• REQUIRED WORK: Your copy should hold every record verbatim and none of the pictures.

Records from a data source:
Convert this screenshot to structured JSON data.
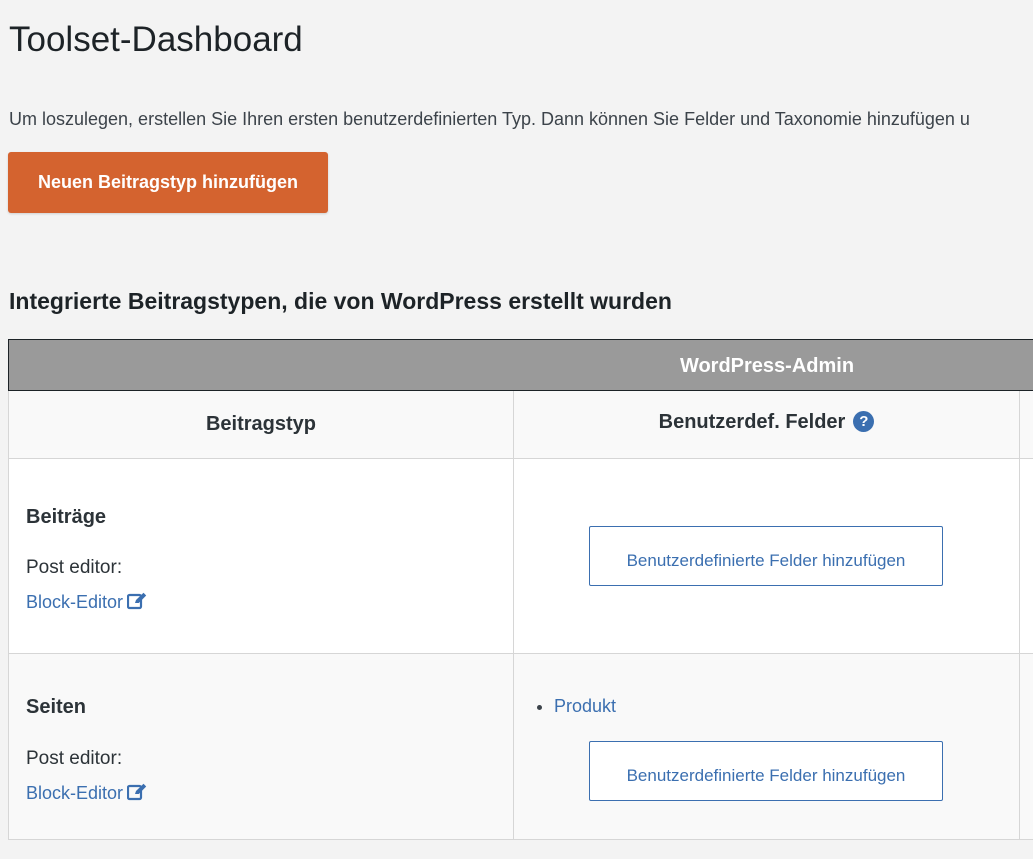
{
  "page": {
    "title": "Toolset-Dashboard",
    "intro": "Um loszulegen, erstellen Sie Ihren ersten benutzerdefinierten Typ. Dann können Sie Felder und Taxonomie hinzufügen u",
    "add_type_button": "Neuen Beitragstyp hinzufügen"
  },
  "section": {
    "title": "Integrierte Beitragstypen, die von WordPress erstellt wurden"
  },
  "table": {
    "group_header": "WordPress-Admin",
    "columns": {
      "post_type": "Beitragstyp",
      "custom_fields": "Benutzerdef. Felder",
      "help_icon_glyph": "?"
    },
    "rows": [
      {
        "name": "Beiträge",
        "editor_label": "Post editor:",
        "editor_link": "Block-Editor",
        "field_groups": [],
        "add_fields_button": "Benutzerdefinierte Felder hinzufügen"
      },
      {
        "name": "Seiten",
        "editor_label": "Post editor:",
        "editor_link": "Block-Editor",
        "field_groups": [
          "Produkt"
        ],
        "add_fields_button": "Benutzerdefinierte Felder hinzufügen"
      }
    ]
  },
  "colors": {
    "primary_button": "#d4632f",
    "link": "#3b6fb0",
    "group_header_bg": "#9a9a9a",
    "page_bg": "#f3f3f3"
  },
  "icons": {
    "help": "question-circle-icon",
    "edit": "edit-square-icon"
  }
}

• EXERCISE OUTPUT:
Convert this screenshot to structured JSON data.
{
  "page": {
    "title": "Toolset-Dashboard",
    "intro": "Um loszulegen, erstellen Sie Ihren ersten benutzerdefinierten Typ. Dann können Sie Felder und Taxonomie hinzufügen u",
    "add_type_button": "Neuen Beitragstyp hinzufügen"
  },
  "section": {
    "title": "Integrierte Beitragstypen, die von WordPress erstellt wurden"
  },
  "table": {
    "group_header": "WordPress-Admin",
    "columns": {
      "post_type": "Beitragstyp",
      "custom_fields": "Benutzerdef. Felder",
      "help_icon_glyph": "?"
    },
    "rows": [
      {
        "name": "Beiträge",
        "editor_label": "Post editor:",
        "editor_link": "Block-Editor",
        "field_groups": [],
        "add_fields_button": "Benutzerdefinierte Felder hinzufügen"
      },
      {
        "name": "Seiten",
        "editor_label": "Post editor:",
        "editor_link": "Block-Editor",
        "field_groups": [
          "Produkt"
        ],
        "add_fields_button": "Benutzerdefinierte Felder hinzufügen"
      }
    ]
  },
  "colors": {
    "primary_button": "#d4632f",
    "link": "#3b6fb0",
    "group_header_bg": "#9a9a9a",
    "page_bg": "#f3f3f3"
  },
  "icons": {
    "help": "question-circle-icon",
    "edit": "edit-square-icon"
  }
}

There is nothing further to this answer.